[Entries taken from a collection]
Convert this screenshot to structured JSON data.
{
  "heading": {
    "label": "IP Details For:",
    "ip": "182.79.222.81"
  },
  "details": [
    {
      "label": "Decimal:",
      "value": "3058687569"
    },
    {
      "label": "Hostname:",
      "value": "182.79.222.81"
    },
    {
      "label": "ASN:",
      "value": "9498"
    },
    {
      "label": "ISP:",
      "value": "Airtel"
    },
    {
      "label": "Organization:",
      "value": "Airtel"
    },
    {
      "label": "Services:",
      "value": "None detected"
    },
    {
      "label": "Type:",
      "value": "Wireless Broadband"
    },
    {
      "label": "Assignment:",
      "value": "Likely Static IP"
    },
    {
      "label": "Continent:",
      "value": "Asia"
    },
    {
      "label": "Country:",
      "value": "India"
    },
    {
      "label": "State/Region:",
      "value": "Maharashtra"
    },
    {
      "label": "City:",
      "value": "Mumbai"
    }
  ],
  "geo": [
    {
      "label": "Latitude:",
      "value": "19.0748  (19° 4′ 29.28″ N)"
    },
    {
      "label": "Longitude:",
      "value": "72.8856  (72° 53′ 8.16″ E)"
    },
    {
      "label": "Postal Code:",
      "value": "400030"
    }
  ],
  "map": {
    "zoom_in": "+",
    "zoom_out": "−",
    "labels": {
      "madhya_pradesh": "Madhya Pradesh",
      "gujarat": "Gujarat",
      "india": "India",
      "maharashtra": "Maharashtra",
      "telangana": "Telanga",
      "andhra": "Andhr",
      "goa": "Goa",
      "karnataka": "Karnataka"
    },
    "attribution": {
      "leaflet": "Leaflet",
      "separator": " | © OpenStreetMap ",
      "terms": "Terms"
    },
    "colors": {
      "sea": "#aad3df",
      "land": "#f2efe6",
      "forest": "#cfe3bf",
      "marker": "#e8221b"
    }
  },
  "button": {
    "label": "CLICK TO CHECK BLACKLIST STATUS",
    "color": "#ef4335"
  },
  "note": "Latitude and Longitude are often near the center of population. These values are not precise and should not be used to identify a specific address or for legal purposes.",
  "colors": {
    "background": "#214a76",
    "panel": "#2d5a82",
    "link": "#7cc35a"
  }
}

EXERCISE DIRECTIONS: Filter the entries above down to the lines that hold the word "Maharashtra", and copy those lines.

WRITTEN REPLY:
      "value": "Maharashtra"
      "maharashtra": "Maharashtra",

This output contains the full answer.